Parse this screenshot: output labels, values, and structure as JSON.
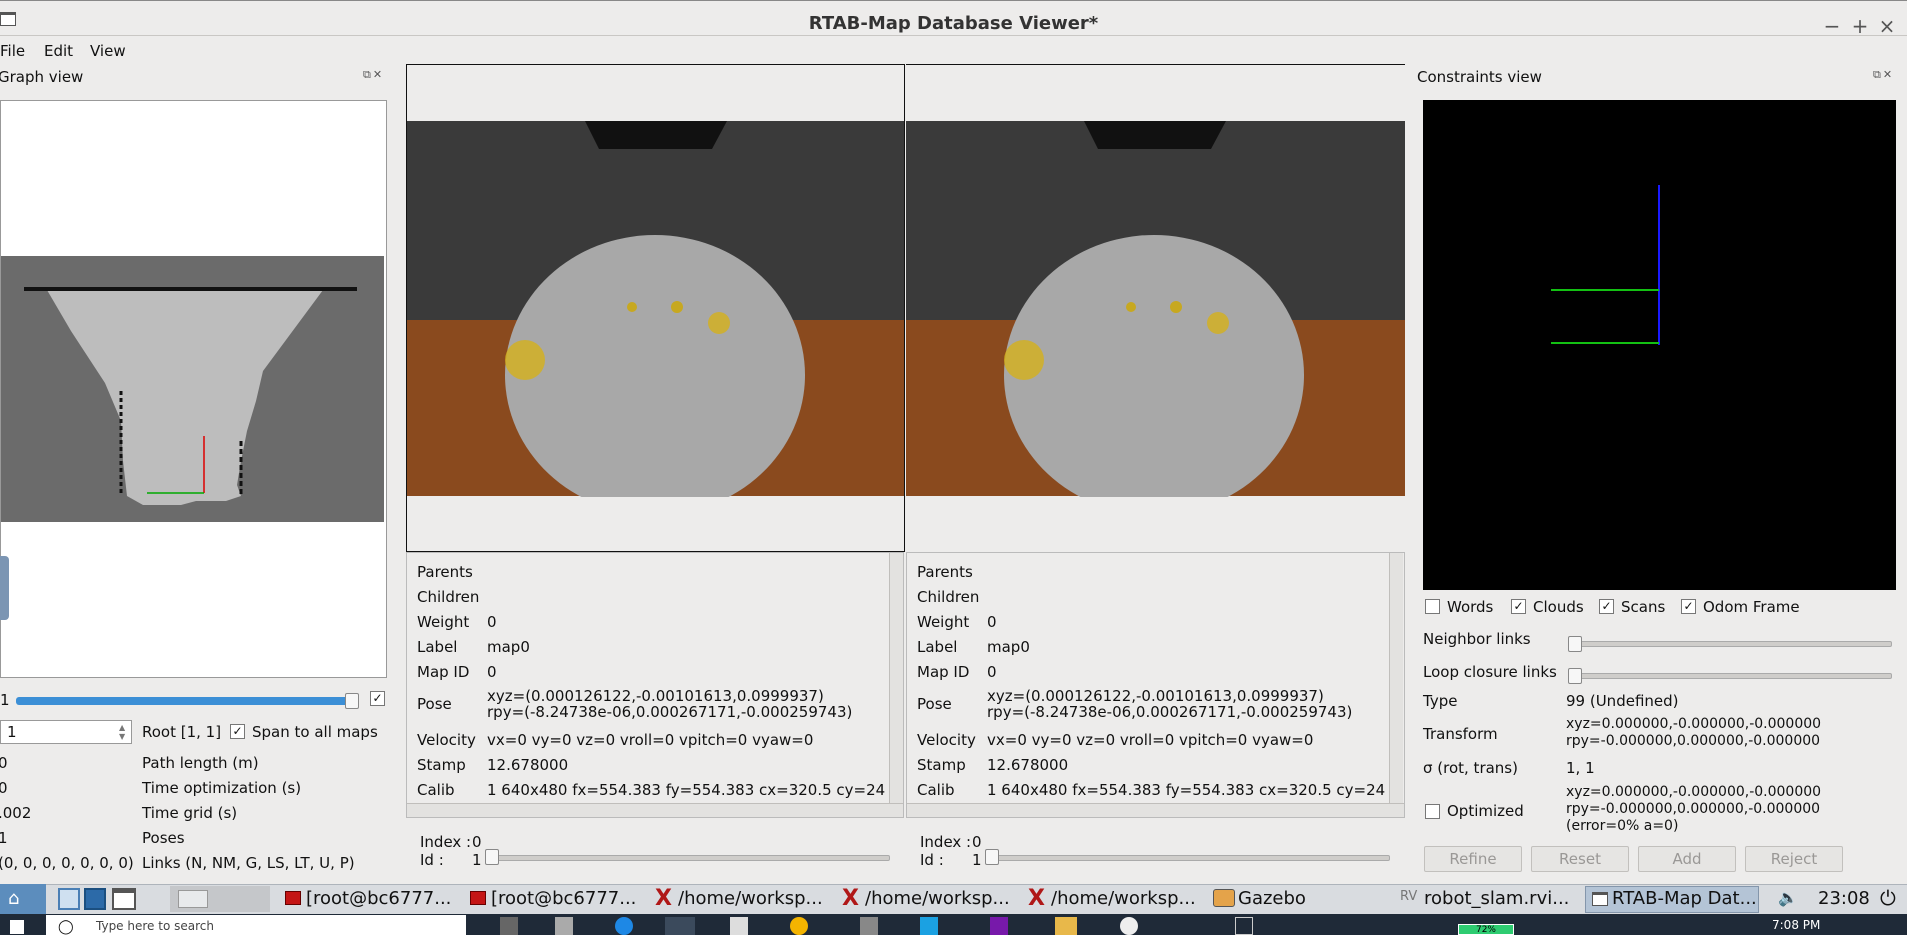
{
  "window": {
    "title": "RTAB-Map Database Viewer*",
    "minimize": "−",
    "maximize": "+",
    "close": "×"
  },
  "menu": [
    "File",
    "Edit",
    "View"
  ],
  "graph_view": {
    "title": "Graph view",
    "slider_value": "1",
    "spin_value": "1",
    "root_label": "Root [1, 1]",
    "span_label": "Span to all maps",
    "stats": [
      {
        "value": "0",
        "label": "Path length (m)"
      },
      {
        "value": "0",
        "label": "Time optimization (s)"
      },
      {
        "value": ".002",
        "label": "Time grid (s)"
      },
      {
        "value": "1",
        "label": "Poses"
      },
      {
        "value": "(0, 0, 0, 0, 0, 0, 0)",
        "label": "Links (N, NM, G, LS, LT, U, P)"
      }
    ]
  },
  "node_left": {
    "rows": [
      {
        "k": "Parents",
        "v": ""
      },
      {
        "k": "Children",
        "v": ""
      },
      {
        "k": "Weight",
        "v": "0"
      },
      {
        "k": "Label",
        "v": "map0"
      },
      {
        "k": "Map ID",
        "v": "0"
      },
      {
        "k": "Pose",
        "v": "xyz=(0.000126122,-0.00101613,0.0999937)",
        "v2": "rpy=(-8.24738e-06,0.000267171,-0.000259743)"
      },
      {
        "k": "Velocity",
        "v": "vx=0 vy=0 vz=0 vroll=0 vpitch=0 vyaw=0"
      },
      {
        "k": "Stamp",
        "v": "12.678000"
      },
      {
        "k": "Calib",
        "v": "1 640x480 fx=554.383 fy=554.383 cx=320.5 cy=24"
      }
    ],
    "index_label": "Index :",
    "index_value": "0",
    "id_label": "Id :",
    "id_value": "1"
  },
  "node_right": {
    "rows": [
      {
        "k": "Parents",
        "v": ""
      },
      {
        "k": "Children",
        "v": ""
      },
      {
        "k": "Weight",
        "v": "0"
      },
      {
        "k": "Label",
        "v": "map0"
      },
      {
        "k": "Map ID",
        "v": "0"
      },
      {
        "k": "Pose",
        "v": "xyz=(0.000126122,-0.00101613,0.0999937)",
        "v2": "rpy=(-8.24738e-06,0.000267171,-0.000259743)"
      },
      {
        "k": "Velocity",
        "v": "vx=0 vy=0 vz=0 vroll=0 vpitch=0 vyaw=0"
      },
      {
        "k": "Stamp",
        "v": "12.678000"
      },
      {
        "k": "Calib",
        "v": "1 640x480 fx=554.383 fy=554.383 cx=320.5 cy=24"
      }
    ],
    "index_label": "Index :",
    "index_value": "0",
    "id_label": "Id :",
    "id_value": "1"
  },
  "constraints": {
    "title": "Constraints view",
    "checks": [
      {
        "label": "Words",
        "checked": false
      },
      {
        "label": "Clouds",
        "checked": true
      },
      {
        "label": "Scans",
        "checked": true
      },
      {
        "label": "Odom Frame",
        "checked": true
      }
    ],
    "neighbor_links": "Neighbor links",
    "loop_links": "Loop closure links",
    "type_label": "Type",
    "type_value": "99 (Undefined)",
    "transform_label": "Transform",
    "transform_xyz": "xyz=0.000000,-0.000000,-0.000000",
    "transform_rpy": "rpy=-0.000000,0.000000,-0.000000",
    "sigma_label": "σ (rot, trans)",
    "sigma_value": "1, 1",
    "optimized_label": "Optimized",
    "opt_xyz": "xyz=0.000000,-0.000000,-0.000000",
    "opt_rpy": "rpy=-0.000000,0.000000,-0.000000",
    "opt_err": "(error=0% a=0)",
    "buttons": [
      "Refine",
      "Reset",
      "Add",
      "Reject"
    ]
  },
  "taskbar": {
    "tasks": [
      "[root@bc6777...",
      "[root@bc6777...",
      "/home/worksp...",
      "/home/worksp...",
      "/home/worksp...",
      "Gazebo",
      "robot_slam.rvi...",
      "RTAB-Map Dat..."
    ],
    "clock": "23:08"
  },
  "winbar": {
    "search": "Type here to search",
    "battery": "72%",
    "time": "7:08 PM"
  },
  "colors": {
    "accent": "#3c8fd6",
    "graph_gray": "#6b6b6b",
    "free_space": "#bdbdbd"
  }
}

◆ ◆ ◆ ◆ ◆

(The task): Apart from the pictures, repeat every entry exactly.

(Task response):
Parse this screenshot: output labels, values, and structure as JSON.
{
  "window": {
    "title": "RTAB-Map Database Viewer*",
    "minimize": "−",
    "maximize": "+",
    "close": "×"
  },
  "menu": [
    "File",
    "Edit",
    "View"
  ],
  "graph_view": {
    "title": "Graph view",
    "slider_value": "1",
    "spin_value": "1",
    "root_label": "Root [1, 1]",
    "span_label": "Span to all maps",
    "stats": [
      {
        "value": "0",
        "label": "Path length (m)"
      },
      {
        "value": "0",
        "label": "Time optimization (s)"
      },
      {
        "value": ".002",
        "label": "Time grid (s)"
      },
      {
        "value": "1",
        "label": "Poses"
      },
      {
        "value": "(0, 0, 0, 0, 0, 0, 0)",
        "label": "Links (N, NM, G, LS, LT, U, P)"
      }
    ]
  },
  "node_left": {
    "rows": [
      {
        "k": "Parents",
        "v": ""
      },
      {
        "k": "Children",
        "v": ""
      },
      {
        "k": "Weight",
        "v": "0"
      },
      {
        "k": "Label",
        "v": "map0"
      },
      {
        "k": "Map ID",
        "v": "0"
      },
      {
        "k": "Pose",
        "v": "xyz=(0.000126122,-0.00101613,0.0999937)",
        "v2": "rpy=(-8.24738e-06,0.000267171,-0.000259743)"
      },
      {
        "k": "Velocity",
        "v": "vx=0 vy=0 vz=0 vroll=0 vpitch=0 vyaw=0"
      },
      {
        "k": "Stamp",
        "v": "12.678000"
      },
      {
        "k": "Calib",
        "v": "1 640x480 fx=554.383 fy=554.383 cx=320.5 cy=24"
      }
    ],
    "index_label": "Index :",
    "index_value": "0",
    "id_label": "Id :",
    "id_value": "1"
  },
  "node_right": {
    "rows": [
      {
        "k": "Parents",
        "v": ""
      },
      {
        "k": "Children",
        "v": ""
      },
      {
        "k": "Weight",
        "v": "0"
      },
      {
        "k": "Label",
        "v": "map0"
      },
      {
        "k": "Map ID",
        "v": "0"
      },
      {
        "k": "Pose",
        "v": "xyz=(0.000126122,-0.00101613,0.0999937)",
        "v2": "rpy=(-8.24738e-06,0.000267171,-0.000259743)"
      },
      {
        "k": "Velocity",
        "v": "vx=0 vy=0 vz=0 vroll=0 vpitch=0 vyaw=0"
      },
      {
        "k": "Stamp",
        "v": "12.678000"
      },
      {
        "k": "Calib",
        "v": "1 640x480 fx=554.383 fy=554.383 cx=320.5 cy=24"
      }
    ],
    "index_label": "Index :",
    "index_value": "0",
    "id_label": "Id :",
    "id_value": "1"
  },
  "constraints": {
    "title": "Constraints view",
    "checks": [
      {
        "label": "Words",
        "checked": false
      },
      {
        "label": "Clouds",
        "checked": true
      },
      {
        "label": "Scans",
        "checked": true
      },
      {
        "label": "Odom Frame",
        "checked": true
      }
    ],
    "neighbor_links": "Neighbor links",
    "loop_links": "Loop closure links",
    "type_label": "Type",
    "type_value": "99 (Undefined)",
    "transform_label": "Transform",
    "transform_xyz": "xyz=0.000000,-0.000000,-0.000000",
    "transform_rpy": "rpy=-0.000000,0.000000,-0.000000",
    "sigma_label": "σ (rot, trans)",
    "sigma_value": "1, 1",
    "optimized_label": "Optimized",
    "opt_xyz": "xyz=0.000000,-0.000000,-0.000000",
    "opt_rpy": "rpy=-0.000000,0.000000,-0.000000",
    "opt_err": "(error=0% a=0)",
    "buttons": [
      "Refine",
      "Reset",
      "Add",
      "Reject"
    ]
  },
  "taskbar": {
    "tasks": [
      "[root@bc6777...",
      "[root@bc6777...",
      "/home/worksp...",
      "/home/worksp...",
      "/home/worksp...",
      "Gazebo",
      "robot_slam.rvi...",
      "RTAB-Map Dat..."
    ],
    "clock": "23:08"
  },
  "winbar": {
    "search": "Type here to search",
    "battery": "72%",
    "time": "7:08 PM"
  },
  "colors": {
    "accent": "#3c8fd6",
    "graph_gray": "#6b6b6b",
    "free_space": "#bdbdbd"
  }
}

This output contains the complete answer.